The Justice Department describes these transfers as military decisions in which the courts should play no role.
“Preventing the construction of border barriers” by the court would “harm the Government’s weighty interest in border security and enforcement of the immigration laws,” the Justice Department says.
All of the funding sources specified by the administration permit repurposing for certain needs, like “unforeseen” military necessities. Whether wall-building qualifies as one of those needs is the big statutory question in all the cases.
The litigation over the wall has long been billed as a test of the president’s dramatic national emergency claim, which has been attacked by critics as manufactured by Trump. But three months after his declaration, the administration has not used the Department of Defense emergency construction authority available for military construction projects that require “the use of the armed forces” and are “necessary to support such use.”
The Justice Department is arguing that it’s not at issue, at least for the moment. The Sierra Club and the ACLU are nonetheless challenging the legitimacy of the emergency declaration because the administration has identified it as a likely means of obtaining money for the wall. The plaintiffs argue that there is no emergency and no legitimate use of the armed forces for the wall.
The case is complicated further by uncertainty about which money is going where. As late as Monday, the Defense Department was still filing declarations with the court seeking to explain.
The Pentagon has said in documents it will shift some $1.5 billion from programs including a nuclear intercontinental ballistic missile system and a plane that provides surveillance and communications to fighter jets while they are airborne. That’s on top of the reprogramming of about $1 billion in Army personnel money and $3.6 billion in military construction projects the Pentagon intends to delay.
But Gilliam has asked for more clarity on the status of funds the government plans to use.
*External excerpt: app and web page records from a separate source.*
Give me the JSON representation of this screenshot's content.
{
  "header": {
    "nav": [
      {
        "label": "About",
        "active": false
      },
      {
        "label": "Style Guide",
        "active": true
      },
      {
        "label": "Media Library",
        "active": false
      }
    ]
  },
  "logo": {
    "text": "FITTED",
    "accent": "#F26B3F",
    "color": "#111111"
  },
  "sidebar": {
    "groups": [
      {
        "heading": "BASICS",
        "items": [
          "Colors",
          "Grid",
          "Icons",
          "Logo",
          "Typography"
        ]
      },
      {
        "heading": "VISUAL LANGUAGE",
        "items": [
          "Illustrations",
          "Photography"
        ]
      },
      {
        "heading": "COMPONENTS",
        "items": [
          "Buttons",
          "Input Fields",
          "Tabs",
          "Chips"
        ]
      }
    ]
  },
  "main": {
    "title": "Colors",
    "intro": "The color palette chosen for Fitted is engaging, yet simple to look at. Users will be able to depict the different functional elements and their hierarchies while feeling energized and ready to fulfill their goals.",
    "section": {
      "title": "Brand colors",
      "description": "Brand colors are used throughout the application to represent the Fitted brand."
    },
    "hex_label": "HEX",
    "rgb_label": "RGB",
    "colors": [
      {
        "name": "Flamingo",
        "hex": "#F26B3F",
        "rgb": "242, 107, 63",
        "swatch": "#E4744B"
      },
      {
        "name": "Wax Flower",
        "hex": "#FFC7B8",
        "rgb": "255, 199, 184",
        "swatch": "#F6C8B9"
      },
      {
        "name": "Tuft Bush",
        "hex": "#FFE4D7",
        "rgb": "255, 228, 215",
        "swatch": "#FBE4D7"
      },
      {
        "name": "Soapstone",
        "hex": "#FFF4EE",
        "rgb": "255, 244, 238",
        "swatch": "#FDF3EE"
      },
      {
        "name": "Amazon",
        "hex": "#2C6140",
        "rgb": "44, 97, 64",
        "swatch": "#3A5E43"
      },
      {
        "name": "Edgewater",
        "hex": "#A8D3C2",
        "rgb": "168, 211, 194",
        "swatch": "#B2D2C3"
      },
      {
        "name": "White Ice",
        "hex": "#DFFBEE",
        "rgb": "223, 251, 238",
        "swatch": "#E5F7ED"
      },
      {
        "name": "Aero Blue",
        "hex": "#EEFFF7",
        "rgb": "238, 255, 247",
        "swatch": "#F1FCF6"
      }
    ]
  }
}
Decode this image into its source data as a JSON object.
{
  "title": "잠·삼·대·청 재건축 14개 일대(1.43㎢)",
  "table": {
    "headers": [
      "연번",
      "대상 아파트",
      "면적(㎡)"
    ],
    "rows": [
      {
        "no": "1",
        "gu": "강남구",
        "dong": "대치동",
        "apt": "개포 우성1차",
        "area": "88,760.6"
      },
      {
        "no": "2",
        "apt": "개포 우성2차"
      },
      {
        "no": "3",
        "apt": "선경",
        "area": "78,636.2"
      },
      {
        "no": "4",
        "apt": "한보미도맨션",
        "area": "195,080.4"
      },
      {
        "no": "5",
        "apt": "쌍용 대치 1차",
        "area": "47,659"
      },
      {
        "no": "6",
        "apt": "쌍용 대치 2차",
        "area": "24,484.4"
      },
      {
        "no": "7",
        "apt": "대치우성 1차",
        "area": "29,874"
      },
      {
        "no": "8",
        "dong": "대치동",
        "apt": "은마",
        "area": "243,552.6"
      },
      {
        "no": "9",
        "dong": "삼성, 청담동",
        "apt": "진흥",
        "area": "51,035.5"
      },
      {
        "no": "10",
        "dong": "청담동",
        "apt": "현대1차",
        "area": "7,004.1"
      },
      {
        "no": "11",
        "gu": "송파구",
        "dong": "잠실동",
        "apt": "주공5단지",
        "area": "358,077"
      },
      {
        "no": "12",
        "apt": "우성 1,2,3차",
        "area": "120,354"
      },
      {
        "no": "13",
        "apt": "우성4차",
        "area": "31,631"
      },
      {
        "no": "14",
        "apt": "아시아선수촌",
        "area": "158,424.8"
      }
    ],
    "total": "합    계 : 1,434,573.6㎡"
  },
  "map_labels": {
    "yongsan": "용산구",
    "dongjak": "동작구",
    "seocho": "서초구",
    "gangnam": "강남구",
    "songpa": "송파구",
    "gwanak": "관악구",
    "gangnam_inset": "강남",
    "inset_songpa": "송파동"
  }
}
Environmental groups are also arguing that wall construction in certain areas will significantly affect the surrounding environment, disrupting the natural habitats of wildlife and threatening their survival. For those reasons, the government must prepare an environmental-impact statement before commencing construction, they said.
But the government argues that a 1996 law gives it the authority to build border barriers and to waive “all legal requirements” necessary to get the job done.
Dan Lamothe contributed to this story.